The Prostate Cancer Foundation recently published a 32-page guide containing diet recommendations for men living with prostate cancer. There is considerable discussion on plant-based foods, dietary fats, sugar, beverages and nutrients. See the following link for the guide.
I personally know of two Vietnam era veterans who were exposed to Agent Orange during their military service; both contracted prostate cancer. Hence it was of interest that I read the following linked article from the Prostate Cancer Foundation describing long over-due efforts to study and determine the best prostate cancer diagnostic (as to aggressiveness) more »
HIGHLY RECOMMENDED: The Prostate Cancer Foundation (PCF) recently published (November 2017) an electronic patient guide which can be downloaded to your computer or obtained as a hard copy. Main topics include: 1) You and Prostate Cancer – General Information -Medical Basics; 2) For the Newly Diagnosed; 3) Treatment Options for Localized or Locally Advanced Prostate Cancer; more »
The National Cancer Institute (NCI, the largest of the institutes of the National Institutes of Health, NIH) recently published an excellent fact sheet describing many aspects related to prostate-specific antigen (PSA) testing. Specific subjects addressed include: a) what is the PSA test? b) Is the PSA test recommended for prostate cancer screening? c) What is a more »
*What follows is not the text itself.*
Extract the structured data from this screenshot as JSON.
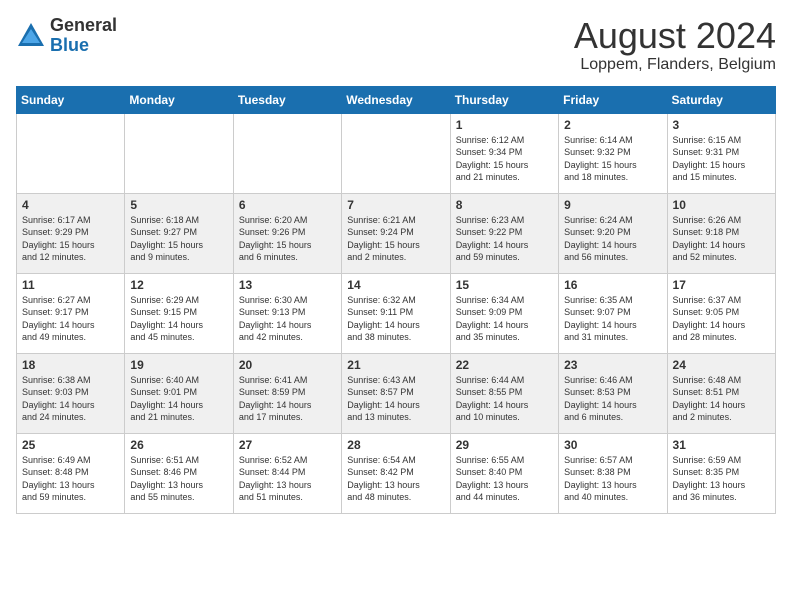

Decreasing bone mineral density (BMD) is also an undesirable side effect of androgen deprivation (hormonal) therapy (ADT). The therapy is associated with many potential adverse effects, including significant bone loss and increased risk for low trauma or fragility fractures similar to that in persons with primary osteoporosis. A recent review of clinical trial results revealed that more »
Testing for two biomarkers in urine may help some men avoid having to undergo an unnecessary biopsy to detect a suspected prostate cancer, findings from a new study show. In the NCI-supported study, researchers from Emory University in Atlanta and M.D. Anderson in Houston tested urine samples from men referred for a prostate biopsy for elevated more »
According to the Prostate Cancer Foundation, antioxidants play a role in the fight against cell damage and cancer development. Consuming them is highly recommended for men with prostate cancer. Different types of antioxidants can be grouped by color. For example, antioxidants in red tomatoes are identical to those in red watermelons or pink grapefruits. Antioxidants more »
The last post discussed the concept of vaccines for prostate cancer. The second part of the PCF trilogy is an overall simplified view of the immune system, including the various cell types and how they work under both normal and cancerous conditions. This section also describes checkpoint inhibitors and how they are being developed to more »
I just received an e mail from the Prostate Cancer Foundation (PCF) which consisted of a three-part review of immunotherapy as applied to prostate cancer. The review consists of three parts: a) Immunotherapy, a Vaccine for Prostate Cancer; b) Who’s Who in the Immune System; and c) Immunotherapy and Prostate Cancer. The review is so more »
It isn’t often that information on a “game-changing” treatment is published on four cancer websites. But such is the case herein from the National Institutes of Health MedLinePlus, Prostate Cancer Foundation, the June 12 issue of Prostate Cancer News Today and Reuters Health News. If you have just been diagnosed with metastatic prostate cancer and your more »
Researchers at Oregon State University have discovered one of the reasons why broccoli may be good for your health. They found that sulforaphane, a dietary compound from broccoli that’s known to help prevent prostate cancer, may work through its influence on long, non-coding RNAs. This is another step forward in a compelling new area of more »